From there, we get a gaseous invasion of the Brewer home that's nearly as gripping and abrupt, and a desert highway chase-and-scuffle that's at once fierce and offbeat and deliberately nostalgic (Jerry hitches a ride on the bottom of the Brewers' fleeing SUV, and the camera zooms in on his clawed hand as it punches up through the floor). I wish I could tell you that the film maintains this surprising quasi-sophistication, that it doesn't fail to truly explore its sex-as-sin implications and the death of youth religion (Charley's faith is questioned once as a script requirement, but nothing more), and that it doesn't alarmingly devolve after a fine, post-battle horizon shot of Jerry's injured arm healing up in the foreground (hence that pivotal, aforementioned cut). No such luck. “Fright Night” shifts its attention to grating elements like Peter Vincent, a Vegas headliner and supposed vampire expert played by “Doctor Who” star David Tennant in an appalling bit of Russell Brand mimicry. Piloting a Chris Angel-style sham of a magic show, Peter is a vapid Brit-rock stereotype whose leather, liquor and “f—k you, guvnah” one-liners mask deep-seated Nosferatu trauma. Let it be known that Farrell's devilish contribution brings ample levity and amusement to “Fright Night,” and that Tennant would be crowding things even if he weren't so excruciating to watch. Let it also be known that Mintz-Plasse's McLovin-ized return as the undead “Evil Ed” negates the good work the typecast player brings to the first act.
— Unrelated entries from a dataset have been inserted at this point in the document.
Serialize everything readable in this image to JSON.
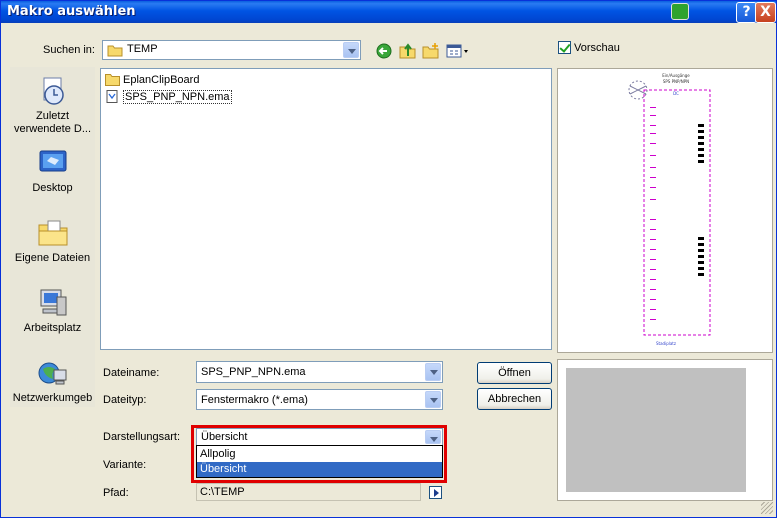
{
  "window": {
    "title": "Makro auswählen",
    "help_button": "?",
    "close_button": "X"
  },
  "toolbar": {
    "search_label": "Suchen in:",
    "location": "TEMP",
    "preview_label": "Vorschau",
    "preview_checked": true
  },
  "places": [
    {
      "label": "Zuletzt verwendete D...",
      "icon": "recent-documents-icon"
    },
    {
      "label": "Desktop",
      "icon": "desktop-icon"
    },
    {
      "label": "Eigene Dateien",
      "icon": "my-documents-icon"
    },
    {
      "label": "Arbeitsplatz",
      "icon": "my-computer-icon"
    },
    {
      "label": "Netzwerkumgeb",
      "icon": "network-icon"
    }
  ],
  "files": [
    {
      "name": "EplanClipBoard",
      "type": "folder"
    },
    {
      "name": "SPS_PNP_NPN.ema",
      "type": "macro-file"
    }
  ],
  "form": {
    "filename_label": "Dateiname:",
    "filename_value": "SPS_PNP_NPN.ema",
    "filetype_label": "Dateityp:",
    "filetype_value": "Fenstermakro (*.ema)",
    "display_label": "Darstellungsart:",
    "display_value": "Übersicht",
    "variant_label": "Variante:",
    "path_label": "Pfad:",
    "path_value": "C:\\TEMP"
  },
  "display_options": [
    {
      "label": "Allpolig",
      "selected": false
    },
    {
      "label": "Übersicht",
      "selected": true
    }
  ],
  "buttons": {
    "open": "Öffnen",
    "cancel": "Abbrechen"
  },
  "preview_text": {
    "bottom_caption": "Stadiplatz"
  },
  "colors": {
    "title_bar": "#0054e3",
    "highlight": "#316ac5",
    "callout": "#e00000",
    "preview_lines": "#cc00cc"
  }
}
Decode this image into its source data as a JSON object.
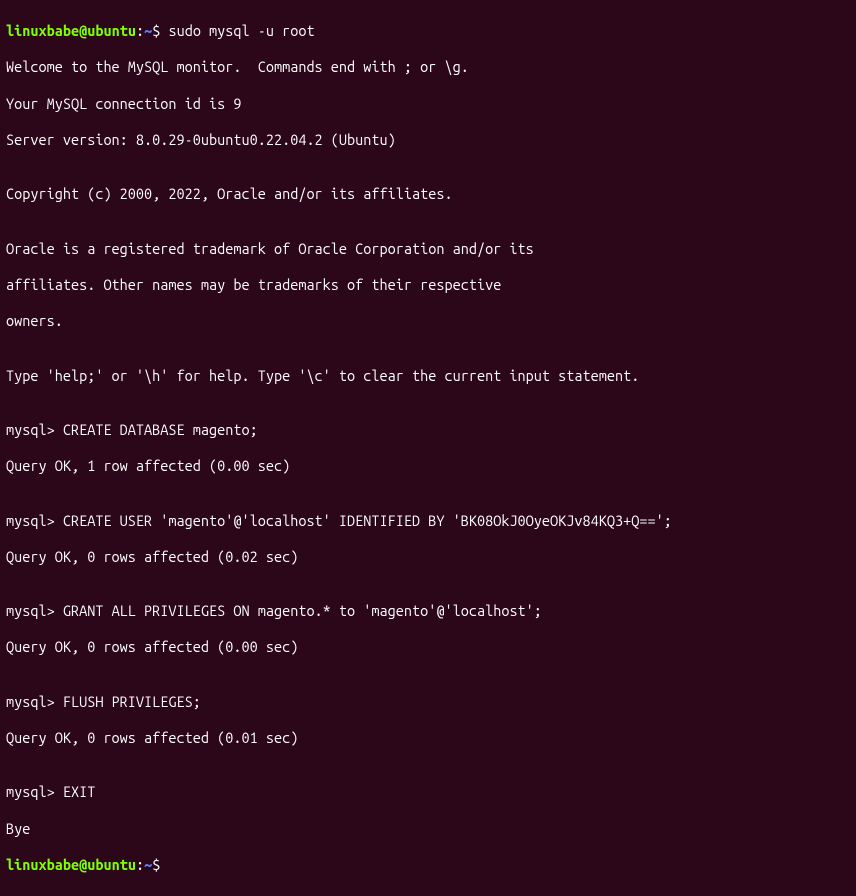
{
  "prompt1": {
    "user": "linuxbabe",
    "at": "@",
    "host": "ubuntu",
    "colon": ":",
    "path": "~",
    "dollar": "$ ",
    "command": "sudo mysql -u root"
  },
  "welcome": {
    "l1": "Welcome to the MySQL monitor.  Commands end with ; or \\g.",
    "l2": "Your MySQL connection id is 9",
    "l3": "Server version: 8.0.29-0ubuntu0.22.04.2 (Ubuntu)"
  },
  "copyright": "Copyright (c) 2000, 2022, Oracle and/or its affiliates.",
  "trademark": {
    "l1": "Oracle is a registered trademark of Oracle Corporation and/or its",
    "l2": "affiliates. Other names may be trademarks of their respective",
    "l3": "owners."
  },
  "help": "Type 'help;' or '\\h' for help. Type '\\c' to clear the current input statement.",
  "stmt1": {
    "prompt": "mysql> ",
    "sql": "CREATE DATABASE magento;",
    "result": "Query OK, 1 row affected (0.00 sec)"
  },
  "stmt2": {
    "prompt": "mysql> ",
    "sql": "CREATE USER 'magento'@'localhost' IDENTIFIED BY 'BK08OkJ0OyeOKJv84KQ3+Q==';",
    "result": "Query OK, 0 rows affected (0.02 sec)"
  },
  "stmt3": {
    "prompt": "mysql> ",
    "sql": "GRANT ALL PRIVILEGES ON magento.* to 'magento'@'localhost';",
    "result": "Query OK, 0 rows affected (0.00 sec)"
  },
  "stmt4": {
    "prompt": "mysql> ",
    "sql": "FLUSH PRIVILEGES;",
    "result": "Query OK, 0 rows affected (0.01 sec)"
  },
  "stmt5": {
    "prompt": "mysql> ",
    "sql": "EXIT",
    "bye": "Bye"
  },
  "prompt2": {
    "user": "linuxbabe",
    "at": "@",
    "host": "ubuntu",
    "colon": ":",
    "path": "~",
    "dollar": "$ "
  },
  "blank": ""
}
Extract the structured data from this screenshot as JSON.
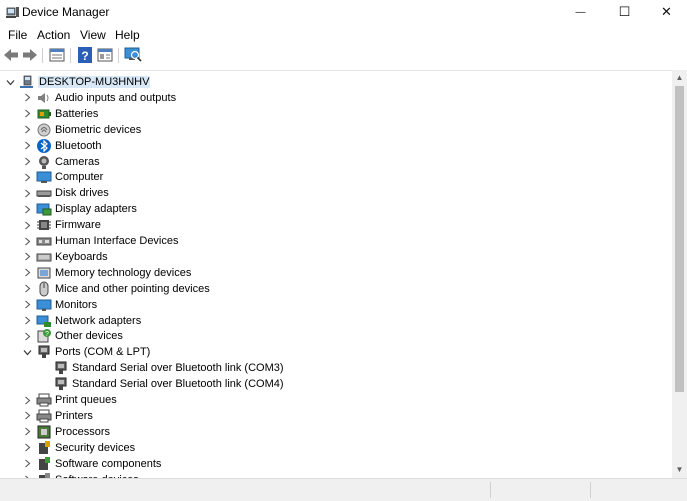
{
  "window": {
    "title": "Device Manager"
  },
  "window_controls": {
    "minimize": "—",
    "maximize": "☐",
    "close": "✕"
  },
  "menu": {
    "items": [
      "File",
      "Action",
      "View",
      "Help"
    ]
  },
  "tree": {
    "root": "DESKTOP-MU3HNHV",
    "categories": [
      {
        "label": "Audio inputs and outputs",
        "icon": "speaker-icon",
        "expanded": false
      },
      {
        "label": "Batteries",
        "icon": "battery-icon",
        "expanded": false
      },
      {
        "label": "Biometric devices",
        "icon": "fingerprint-icon",
        "expanded": false
      },
      {
        "label": "Bluetooth",
        "icon": "bluetooth-icon",
        "expanded": false
      },
      {
        "label": "Cameras",
        "icon": "camera-icon",
        "expanded": false
      },
      {
        "label": "Computer",
        "icon": "computer-icon",
        "expanded": false
      },
      {
        "label": "Disk drives",
        "icon": "disk-drive-icon",
        "expanded": false
      },
      {
        "label": "Display adapters",
        "icon": "display-adapter-icon",
        "expanded": false
      },
      {
        "label": "Firmware",
        "icon": "firmware-icon",
        "expanded": false
      },
      {
        "label": "Human Interface Devices",
        "icon": "hid-icon",
        "expanded": false
      },
      {
        "label": "Keyboards",
        "icon": "keyboard-icon",
        "expanded": false
      },
      {
        "label": "Memory technology devices",
        "icon": "memory-icon",
        "expanded": false
      },
      {
        "label": "Mice and other pointing devices",
        "icon": "mouse-icon",
        "expanded": false
      },
      {
        "label": "Monitors",
        "icon": "monitor-icon",
        "expanded": false
      },
      {
        "label": "Network adapters",
        "icon": "network-adapter-icon",
        "expanded": false
      },
      {
        "label": "Other devices",
        "icon": "unknown-device-icon",
        "expanded": false
      },
      {
        "label": "Ports (COM & LPT)",
        "icon": "port-icon",
        "expanded": true,
        "children": [
          "Standard Serial over Bluetooth link (COM3)",
          "Standard Serial over Bluetooth link (COM4)"
        ]
      },
      {
        "label": "Print queues",
        "icon": "print-queue-icon",
        "expanded": false
      },
      {
        "label": "Printers",
        "icon": "printer-icon",
        "expanded": false
      },
      {
        "label": "Processors",
        "icon": "processor-icon",
        "expanded": false
      },
      {
        "label": "Security devices",
        "icon": "security-device-icon",
        "expanded": false
      },
      {
        "label": "Software components",
        "icon": "software-component-icon",
        "expanded": false
      },
      {
        "label": "Software devices",
        "icon": "software-device-icon",
        "expanded": false
      }
    ]
  },
  "toolbar": {
    "buttons": [
      "back-icon",
      "forward-icon",
      "properties-icon",
      "help-icon",
      "update-view-icon",
      "scan-hardware-icon"
    ]
  },
  "colors": {
    "selection": "#d9e8f7",
    "accent": "#0078d7"
  }
}
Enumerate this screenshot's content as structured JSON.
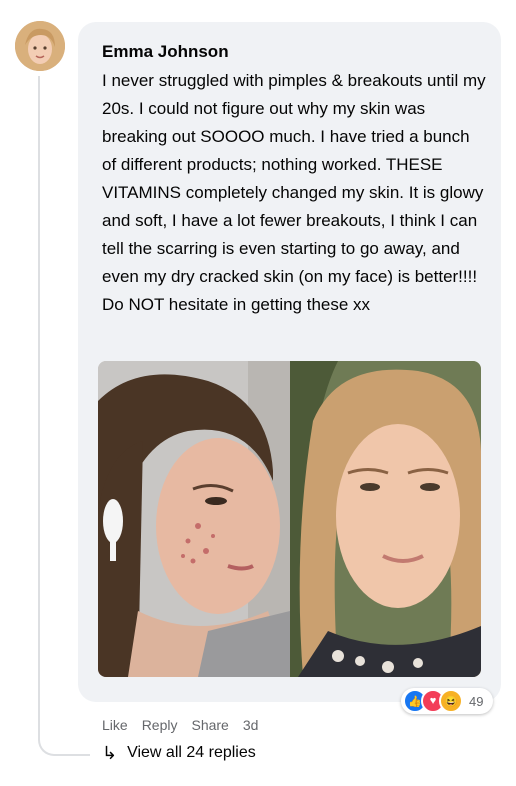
{
  "comment": {
    "author": "Emma Johnson",
    "text": "I never struggled with pimples & breakouts until my 20s. I could not figure out why my skin was breaking out SOOOO much. I have tried a bunch of different products; nothing worked. THESE VITAMINS completely changed my skin. It is glowy and soft, I have a lot fewer breakouts, I think I can tell the scarring is even starting to go away, and even my dry cracked skin (on my face) is better!!!! Do NOT hesitate in getting these xx",
    "reactions": {
      "icons": [
        "like-icon",
        "love-icon",
        "haha-icon"
      ],
      "count": "49"
    }
  },
  "actions": {
    "like": "Like",
    "reply": "Reply",
    "share": "Share",
    "time": "3d"
  },
  "replies": {
    "label": "View all 24 replies",
    "icon": "reply-arrow-icon"
  },
  "colors": {
    "bubble": "#f0f2f5",
    "muted": "#65676b",
    "like": "#1877f2",
    "love": "#f33e58",
    "haha": "#f7b125"
  }
}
What in the hell is all this stock diversion doing in a seemingly simple after-dark thriller? I dare say “Twilight,” everyone's favorite new punchline (you can bet it's employed here), ultimately boasts more restraint than “Fright Night.” Director Craig Gillespie, who's presumably rehearsing for his forthcoming screen rendering of “Pride and Prejudice and Zombies,” seems to go from maverick to marionette, succumbing to the same fireball producing forces who brilliantly hired “Buffy the Vampire Slayer” scribe Marti Noxon to pen the screenplay. By the time the film is in the throes of a third bloody showdown, complete with a whole new batch of vampires and phoned-in cracks about eBay-purchased weapons, even Jerry's position as top antagonist is stripped of power and clarity. We're left with just another noisy mainstream mess, and if there's any audacity to the later segments, it's in the closing song, a twangy cover of Jay-Z's “99 Problems.”